What advantage would accrue to shareholders? Would England, in case of forcible annexation, not be under the necessity of incurring a heavy charge in the increase of her South African garrisons, and so be justified in levying a considerable royalty upon the output, which would materially reduce the dividends? What advantage would arise to England by substituting an unproductive and costly war in South Africa for conditions of peace and prosperity, which alone can yield her commerce profit? England can only derive profit from wars waged between other peoples. And as to the incentive of commercial supremacy, England, while possessing that to a large extent already, freely and voluntarily allows all comers from other nationalities to share the benefits with her by her principle of free trade.

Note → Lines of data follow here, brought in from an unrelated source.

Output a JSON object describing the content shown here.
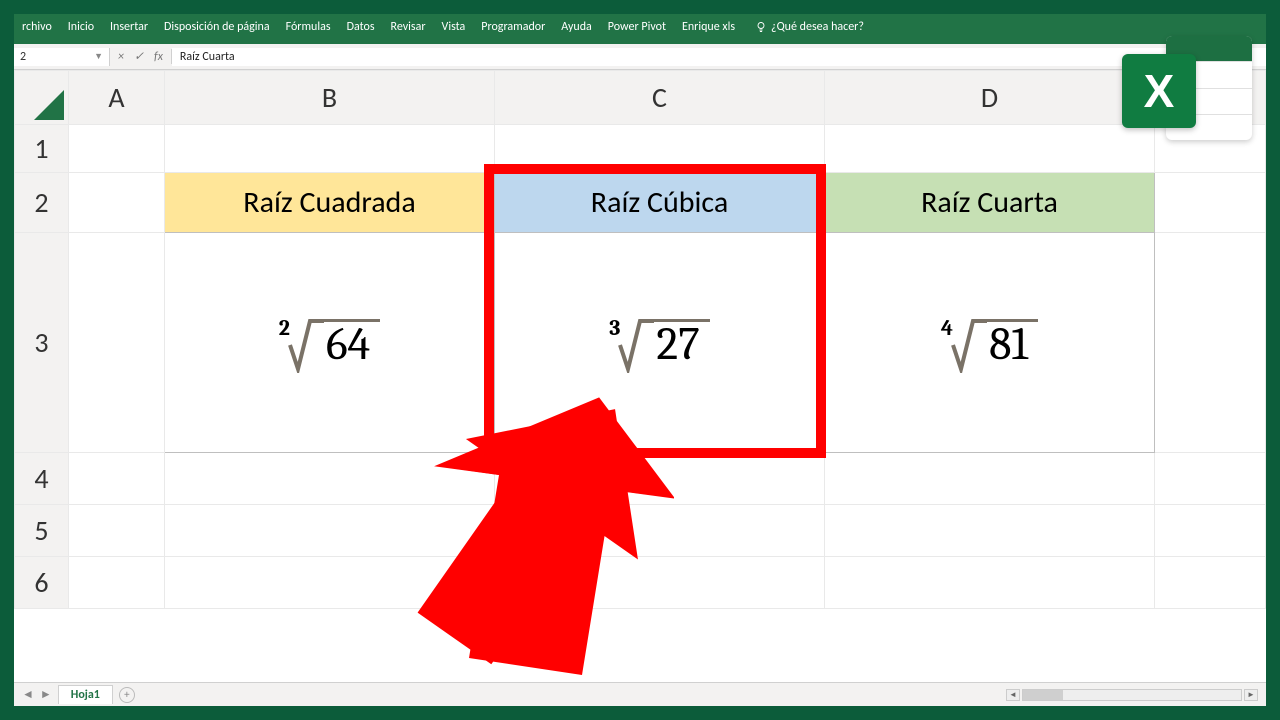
{
  "ribbon": {
    "tabs": [
      "rchivo",
      "Inicio",
      "Insertar",
      "Disposición de página",
      "Fórmulas",
      "Datos",
      "Revisar",
      "Vista",
      "Programador",
      "Ayuda",
      "Power Pivot",
      "Enrique xls"
    ],
    "tell_me": "¿Qué desea hacer?"
  },
  "formula_bar": {
    "name_box": "2",
    "cancel": "×",
    "enter": "✓",
    "fx": "fx",
    "value": "Raíz Cuarta"
  },
  "columns": [
    "A",
    "B",
    "C",
    "D"
  ],
  "rows": [
    "1",
    "2",
    "3",
    "4",
    "5",
    "6"
  ],
  "cells": {
    "b2": "Raíz Cuadrada",
    "c2": "Raíz Cúbica",
    "d2": "Raíz Cuarta",
    "b3": {
      "index": "2",
      "radicand": "64"
    },
    "c3": {
      "index": "3",
      "radicand": "27"
    },
    "d3": {
      "index": "4",
      "radicand": "81"
    }
  },
  "sheet_tabs": {
    "active": "Hoja1",
    "add": "+",
    "nav_l": "◄",
    "nav_r": "►"
  },
  "logo": "X"
}
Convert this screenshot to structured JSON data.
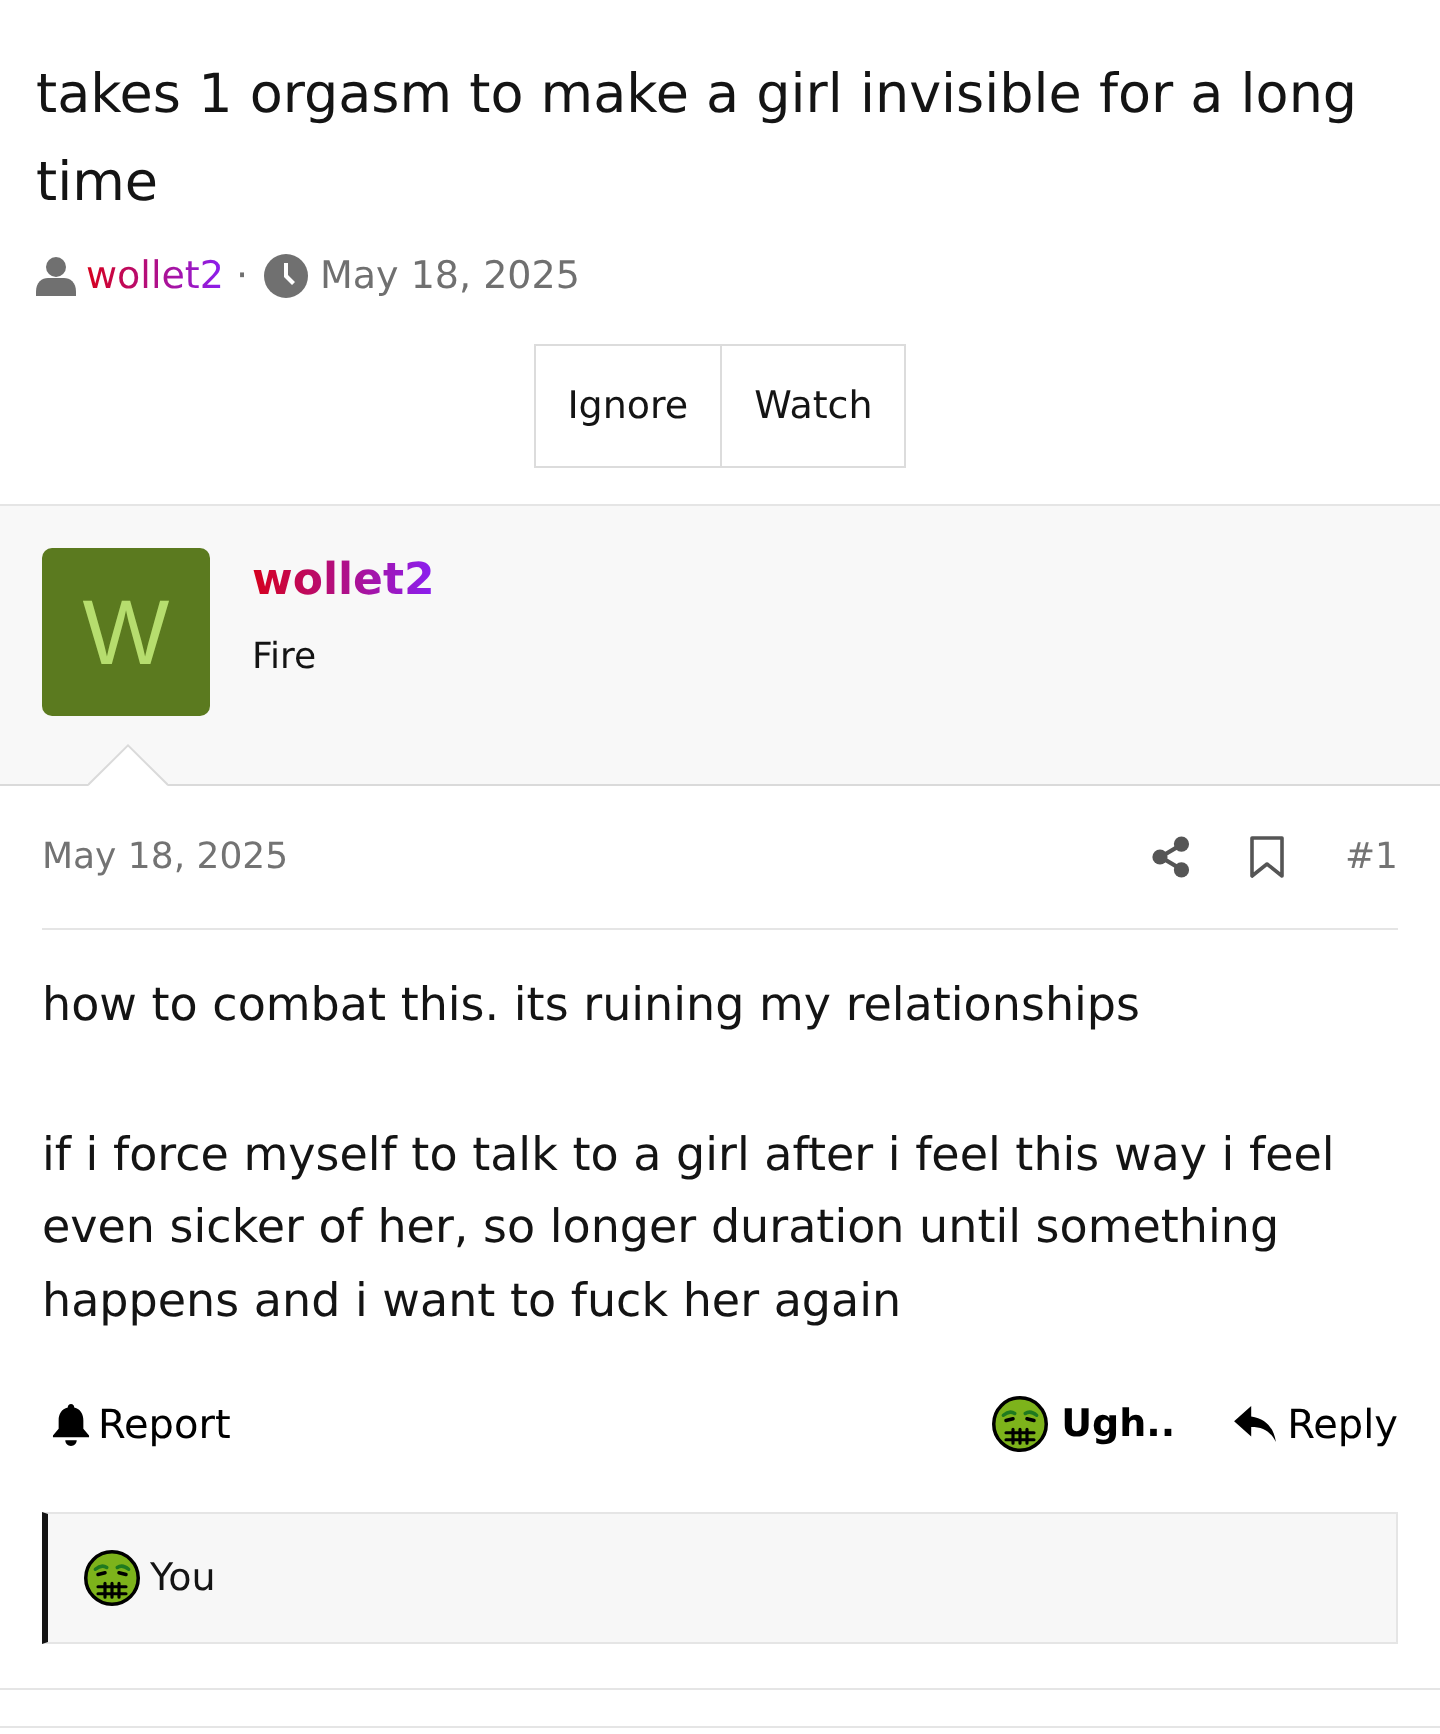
{
  "thread": {
    "title": "takes 1 orgasm to make a girl invisible for a long time",
    "author": "wollet2",
    "separator": "·",
    "date": "May 18, 2025"
  },
  "thread_buttons": [
    {
      "label": "Ignore"
    },
    {
      "label": "Watch"
    }
  ],
  "post": {
    "user": {
      "avatar_letter": "W",
      "name": "wollet2",
      "title": "Fire"
    },
    "date": "May 18, 2025",
    "number": "#1",
    "paragraphs": [
      "how to combat this. its ruining my relationships",
      "if i force myself to talk to a girl after i feel this way i feel even sicker of her, so longer duration until something happens and i want to fuck her again"
    ],
    "actions": {
      "report": "Report",
      "reaction": "Ugh..",
      "reply": "Reply"
    },
    "reactions_summary": {
      "users": "You"
    }
  }
}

10. Extract from Pretoria Volksstem, 20th November, 1899, from a long letter averred to have appeared in the London Times, dated 12th October, 1899, said to have been signed by a well-known Cape Boer, then in England:—
"We have desired delay, and we have had it, and we are now practically masters of South Africa from the Zambesi to the Cape. All the Afrikaners in the Cape Colony have been working for years past for this end.
"For thirty years the Cape Dutch have been waiting their chance, and now their day has come; they will throw off their mask and their yoke at the same instant, and 200,000 Dutch heroes will trample you tinder foot. We can afford to tell you the truth now, and in this letter you have got it."